    A new gene linked to suicide risk has been discovered, and researchers say the finding could lead to a blood test that predicts a person's risk of attempting suicide. The model correctly identified 80 percent to 96 percent of people who experienced suicidal thoughts or attempted suicide. It was more accurate among people at severe risk for suicide. If the findings are confirmed and lead to a blood test for suicide risk, such a test might be used to screen people in psychiatric emergency rooms or to determine how closely a person needs to be monitored for suicide risk, the...
  • Chili peppers can decrease colorectal cancer risk, claims new research

    08/02/2014 6:16:12 AM PDT · by Innovative · 50 replies
    Tech Times ^ | Aug 2, 2014 | Judy Mottl
    If you don't eat chili peppers or hot curry much you may want to reassess that given new research that claims the peppers and curry can play a role in reducing the risk of colorectal and bowel tumors, as well as extend a person's lifespan by 30 percent. The study claims the active ingredient in chili peppers, called dietary capsaicin, decreases the cancer risk as it triggers chronic activation of an ion channel called TRPV1, which is a sensory neuron that protects the intestine against acidity and spicy chemicals. In essence adding chili peppers and hot curries to the diet...
  • A Response to the "Open Letter for the People in Gaza"

    07/31/2014 9:57:46 AM PDT · by Piranha · 6 replies
    Israeli Medical Association ^ | July 27, 2014 | Eidelman, Leonid, MD and Afek, Arnon, MD
    .... The assertion that Israel has no regard for the lives of Gazan citizens is utterly false. Israel continues to supply electricity and water to Gaza even during this unfortunate conflict. Since the beginning of the current conflict, 1248 trucks entered Gaza from Israel, 4.44 million liters of diesel were delivered for the power station, and 48 infrastructural repairs were carried out. On July 27, 170 trucks were scheduled to enter but the crossing was forced to close at 14:00 because of Hamas activity in the area. The 94 trucks that entered delivered, among other thing, 1165 tons of food,...
  • 11th Circuit: Constitutional to Bar Doctors from Asking Patients About Firearm Ownership

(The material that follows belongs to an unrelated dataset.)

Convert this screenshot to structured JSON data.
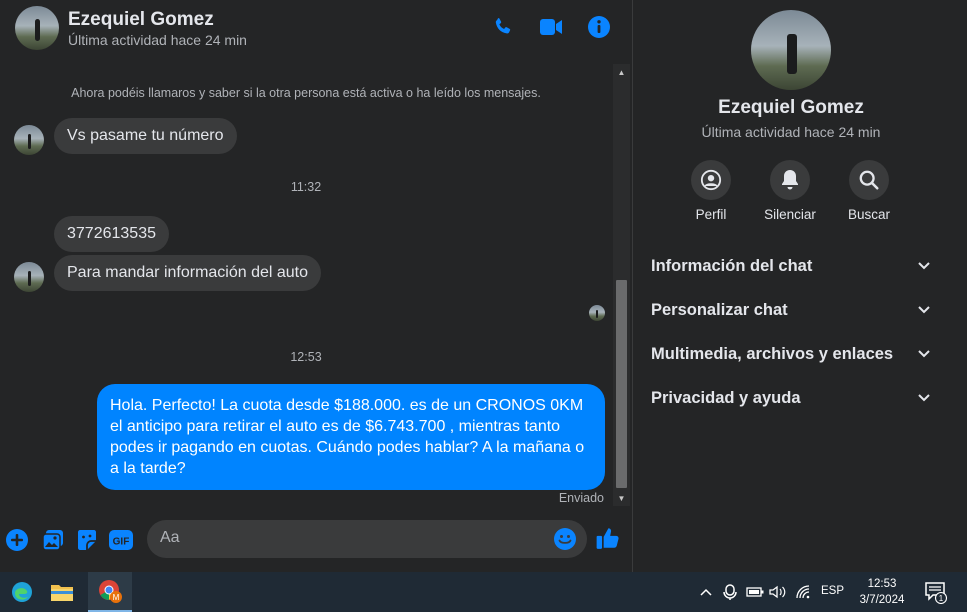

    07/29/2014 2:15:40 PM PDT · by 2ndDivisionVet · 57 replies
    Breitbart's Big Government ^ | July 28, 2014 | AWR Hawkins
    On July 25 the United States Court of Appeals for the 11th Circuit "eliminated the injunction" against the enforcement of Florida's "gun gag" law, which restricts doctors from asking patients if they own a firearm unless asking is necessary to a patient's treatment. According to Law360.com, the 11th Circuit ruled that barring doctors from asking about firearms "doesn't violate the First Amendment." Florida Governor Rick Scott (R) signed the NRA-backed "gun gag" legislation in 2011. Suit was brought against the State of Florida over the law by "the Florida chapters of the American Academies of Pediatrics and American College of...